China on Monday welcomed U.S. Defense Secretary Jim Mattis' suggestion that diplomacy should be the priority in the South China Sea, and that major U.S. military action was not being considered to contend with China's assertive behaviour there.
Mattis, speaking in Tokyo on Saturday, blamed China for "shredding the trust of nations in the region", but also played down any need for U.S. military manoeuvres in the disputed waters of the South China Sea and instead called for open lines of communication.
The comments, his most complete on the issue to date, came after analysts had said other remarks made by President Donald Trump's administration had suggested the possibility of U.S. military action, or even a naval blockade.
Chinese Foreign Ministry spokesman Lu Kang told reporters at a regular briefing that Mattis' emphasis on using diplomatic means of resolving disputes in the South China Sea was "worthy of affirmation" and that the situation there was normalising.

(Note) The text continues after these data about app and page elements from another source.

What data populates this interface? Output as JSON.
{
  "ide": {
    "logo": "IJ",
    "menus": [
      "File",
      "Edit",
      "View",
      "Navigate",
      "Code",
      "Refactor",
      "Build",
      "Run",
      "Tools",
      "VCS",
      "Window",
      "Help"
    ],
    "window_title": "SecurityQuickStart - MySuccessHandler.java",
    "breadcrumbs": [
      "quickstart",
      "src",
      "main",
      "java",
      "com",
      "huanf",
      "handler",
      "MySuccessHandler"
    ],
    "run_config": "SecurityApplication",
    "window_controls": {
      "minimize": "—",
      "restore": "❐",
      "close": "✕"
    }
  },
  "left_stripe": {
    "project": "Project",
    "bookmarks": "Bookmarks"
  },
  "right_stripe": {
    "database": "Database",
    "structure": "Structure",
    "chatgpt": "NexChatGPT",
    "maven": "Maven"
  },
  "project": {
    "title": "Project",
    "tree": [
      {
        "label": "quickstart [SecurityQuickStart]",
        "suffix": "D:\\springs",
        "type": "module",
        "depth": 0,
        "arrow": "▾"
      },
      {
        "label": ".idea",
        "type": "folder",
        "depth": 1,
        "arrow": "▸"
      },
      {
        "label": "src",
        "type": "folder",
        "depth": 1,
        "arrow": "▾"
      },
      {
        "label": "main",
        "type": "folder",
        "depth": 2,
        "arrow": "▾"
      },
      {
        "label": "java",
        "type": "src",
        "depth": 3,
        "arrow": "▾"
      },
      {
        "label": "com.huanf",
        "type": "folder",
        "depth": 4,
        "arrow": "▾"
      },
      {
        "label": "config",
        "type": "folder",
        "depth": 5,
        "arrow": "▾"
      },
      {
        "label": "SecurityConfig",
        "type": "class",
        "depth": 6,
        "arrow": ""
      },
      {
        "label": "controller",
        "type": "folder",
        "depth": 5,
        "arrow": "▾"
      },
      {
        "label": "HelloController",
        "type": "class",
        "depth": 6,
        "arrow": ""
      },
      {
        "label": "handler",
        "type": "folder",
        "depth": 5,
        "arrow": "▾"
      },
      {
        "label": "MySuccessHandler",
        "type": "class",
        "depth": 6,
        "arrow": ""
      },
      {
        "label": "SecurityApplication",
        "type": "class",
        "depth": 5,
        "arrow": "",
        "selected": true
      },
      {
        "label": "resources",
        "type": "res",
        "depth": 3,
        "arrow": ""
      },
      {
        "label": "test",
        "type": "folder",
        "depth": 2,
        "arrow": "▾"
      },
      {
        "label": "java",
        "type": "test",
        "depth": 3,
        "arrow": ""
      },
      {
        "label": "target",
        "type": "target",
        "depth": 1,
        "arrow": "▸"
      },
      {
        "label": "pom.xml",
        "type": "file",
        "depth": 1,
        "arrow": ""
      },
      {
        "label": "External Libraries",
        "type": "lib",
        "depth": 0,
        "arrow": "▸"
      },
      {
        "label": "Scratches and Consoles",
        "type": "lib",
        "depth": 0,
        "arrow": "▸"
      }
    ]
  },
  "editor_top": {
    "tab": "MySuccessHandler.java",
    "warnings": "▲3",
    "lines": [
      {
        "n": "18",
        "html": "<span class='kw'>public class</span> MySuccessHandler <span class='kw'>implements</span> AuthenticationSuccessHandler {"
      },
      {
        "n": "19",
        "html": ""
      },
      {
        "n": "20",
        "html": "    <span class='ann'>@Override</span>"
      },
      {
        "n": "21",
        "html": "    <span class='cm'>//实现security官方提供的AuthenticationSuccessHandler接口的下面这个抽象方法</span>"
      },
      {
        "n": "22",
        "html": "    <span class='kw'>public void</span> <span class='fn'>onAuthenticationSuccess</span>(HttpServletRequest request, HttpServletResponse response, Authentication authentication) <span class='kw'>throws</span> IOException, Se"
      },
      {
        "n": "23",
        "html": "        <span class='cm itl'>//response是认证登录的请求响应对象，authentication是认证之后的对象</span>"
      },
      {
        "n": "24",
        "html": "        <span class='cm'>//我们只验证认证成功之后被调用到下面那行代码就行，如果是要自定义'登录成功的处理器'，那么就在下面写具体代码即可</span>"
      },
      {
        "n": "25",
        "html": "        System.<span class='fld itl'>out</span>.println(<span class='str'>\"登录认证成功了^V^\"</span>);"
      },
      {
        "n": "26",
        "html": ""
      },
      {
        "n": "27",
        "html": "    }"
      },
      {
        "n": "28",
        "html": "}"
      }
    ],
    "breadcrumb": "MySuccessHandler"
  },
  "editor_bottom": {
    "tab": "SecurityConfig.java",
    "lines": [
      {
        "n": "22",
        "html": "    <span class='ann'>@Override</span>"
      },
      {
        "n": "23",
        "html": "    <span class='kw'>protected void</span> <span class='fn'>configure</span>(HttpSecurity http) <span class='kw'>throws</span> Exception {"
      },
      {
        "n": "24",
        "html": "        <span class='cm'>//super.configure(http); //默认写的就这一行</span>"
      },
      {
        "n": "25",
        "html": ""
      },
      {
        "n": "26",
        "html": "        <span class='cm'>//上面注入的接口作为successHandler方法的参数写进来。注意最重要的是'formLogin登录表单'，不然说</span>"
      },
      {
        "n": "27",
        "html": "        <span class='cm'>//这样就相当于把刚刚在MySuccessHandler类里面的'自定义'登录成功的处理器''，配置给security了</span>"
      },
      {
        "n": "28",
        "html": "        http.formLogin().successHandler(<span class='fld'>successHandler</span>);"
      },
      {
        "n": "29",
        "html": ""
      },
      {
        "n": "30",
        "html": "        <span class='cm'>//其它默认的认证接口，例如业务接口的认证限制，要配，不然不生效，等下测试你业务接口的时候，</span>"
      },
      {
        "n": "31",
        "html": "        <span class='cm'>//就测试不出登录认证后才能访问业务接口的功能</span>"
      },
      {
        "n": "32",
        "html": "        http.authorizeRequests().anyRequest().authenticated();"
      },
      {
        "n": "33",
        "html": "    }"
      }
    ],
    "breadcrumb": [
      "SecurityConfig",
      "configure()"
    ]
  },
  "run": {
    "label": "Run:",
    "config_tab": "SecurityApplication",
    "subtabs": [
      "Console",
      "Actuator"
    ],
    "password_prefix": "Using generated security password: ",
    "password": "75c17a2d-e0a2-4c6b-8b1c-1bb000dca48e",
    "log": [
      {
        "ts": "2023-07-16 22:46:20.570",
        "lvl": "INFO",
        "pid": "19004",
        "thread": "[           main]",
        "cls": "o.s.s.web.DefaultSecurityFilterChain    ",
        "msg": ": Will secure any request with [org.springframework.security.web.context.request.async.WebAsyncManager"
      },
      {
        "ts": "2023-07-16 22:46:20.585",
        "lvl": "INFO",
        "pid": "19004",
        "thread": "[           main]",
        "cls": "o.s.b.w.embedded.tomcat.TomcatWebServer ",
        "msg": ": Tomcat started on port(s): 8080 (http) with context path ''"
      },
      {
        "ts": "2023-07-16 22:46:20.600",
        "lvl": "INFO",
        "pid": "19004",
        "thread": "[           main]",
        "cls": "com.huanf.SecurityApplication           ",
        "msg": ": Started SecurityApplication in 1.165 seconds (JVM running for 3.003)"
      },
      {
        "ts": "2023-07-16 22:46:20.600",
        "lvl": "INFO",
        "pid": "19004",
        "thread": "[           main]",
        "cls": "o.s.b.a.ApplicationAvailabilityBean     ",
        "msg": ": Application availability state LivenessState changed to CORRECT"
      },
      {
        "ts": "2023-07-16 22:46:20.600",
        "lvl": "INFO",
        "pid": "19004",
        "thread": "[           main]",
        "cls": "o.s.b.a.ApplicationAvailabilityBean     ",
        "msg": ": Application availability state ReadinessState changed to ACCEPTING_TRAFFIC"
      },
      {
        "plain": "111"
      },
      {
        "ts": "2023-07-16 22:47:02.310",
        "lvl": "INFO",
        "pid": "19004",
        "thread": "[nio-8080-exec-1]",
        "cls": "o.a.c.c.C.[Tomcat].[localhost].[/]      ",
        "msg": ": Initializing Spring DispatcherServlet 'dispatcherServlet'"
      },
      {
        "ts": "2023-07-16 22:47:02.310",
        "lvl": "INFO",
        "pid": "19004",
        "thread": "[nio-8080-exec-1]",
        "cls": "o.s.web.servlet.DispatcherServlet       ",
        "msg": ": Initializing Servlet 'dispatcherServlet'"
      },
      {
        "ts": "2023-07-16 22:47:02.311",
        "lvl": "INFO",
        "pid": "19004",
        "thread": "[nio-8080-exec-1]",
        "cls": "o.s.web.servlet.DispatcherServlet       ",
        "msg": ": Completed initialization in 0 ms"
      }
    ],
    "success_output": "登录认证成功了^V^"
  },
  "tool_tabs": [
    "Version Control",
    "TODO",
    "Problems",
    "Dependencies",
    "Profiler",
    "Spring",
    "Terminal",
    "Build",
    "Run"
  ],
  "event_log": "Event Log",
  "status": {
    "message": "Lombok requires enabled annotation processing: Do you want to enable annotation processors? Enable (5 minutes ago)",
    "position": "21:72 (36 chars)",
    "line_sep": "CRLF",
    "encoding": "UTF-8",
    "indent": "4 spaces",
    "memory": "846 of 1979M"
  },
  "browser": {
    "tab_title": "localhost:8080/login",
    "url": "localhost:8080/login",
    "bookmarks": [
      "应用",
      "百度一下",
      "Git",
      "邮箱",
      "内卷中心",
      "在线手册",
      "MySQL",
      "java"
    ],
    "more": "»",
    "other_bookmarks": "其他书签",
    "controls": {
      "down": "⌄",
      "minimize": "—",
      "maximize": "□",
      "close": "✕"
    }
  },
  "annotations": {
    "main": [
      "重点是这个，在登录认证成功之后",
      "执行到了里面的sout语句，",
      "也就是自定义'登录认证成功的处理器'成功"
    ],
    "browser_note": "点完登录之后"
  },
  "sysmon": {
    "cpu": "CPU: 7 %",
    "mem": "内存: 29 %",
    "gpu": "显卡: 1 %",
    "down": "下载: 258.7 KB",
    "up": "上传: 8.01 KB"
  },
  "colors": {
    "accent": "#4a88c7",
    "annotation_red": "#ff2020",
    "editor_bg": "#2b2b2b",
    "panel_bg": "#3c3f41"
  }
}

"This accords with the common interests of China and all countries in the region, and we hope that countries outside of the region can respect the joint interests and wishes of countries in the region," Lu said.
China claims most of the South China Sea, while Taiwan, Malaysia, Vietnam, the Philippines and Brunei claim
parts of the waters that command strategic sea lanes and have rich fishing grounds along with oil and gas deposits.
In his Senate confirmation hearing, Secretary of State Rex Tillerson said China should not be allowed access to islands it has built in the contested South China Sea. The White House also vowed to defend "international territories" in the waterway.
Such action would risk an armed confrontation with China, an increasingly formidable nuclear-armed military power.
Chinese state media said at the time that the United States would need to "wage war" to bar China's access to the artificial islands built up on reefs, where it has constructed military-length air strips and installed weapons systems.
Pronouncements by China's state-run news outlets do not equate to government policy, but can reflect official thinking.
The official English-language China Daily newspaper
said in an editorial on Monday that Mattis' comments were a "mind-soothing pill" that had "dispersed the clouds of war that many feared were gathering over the South China Sea".
"Mattis has inspired optimism here that things may not be as bad as previously portrayed," the newspaper said.
Reporting by Michael Martina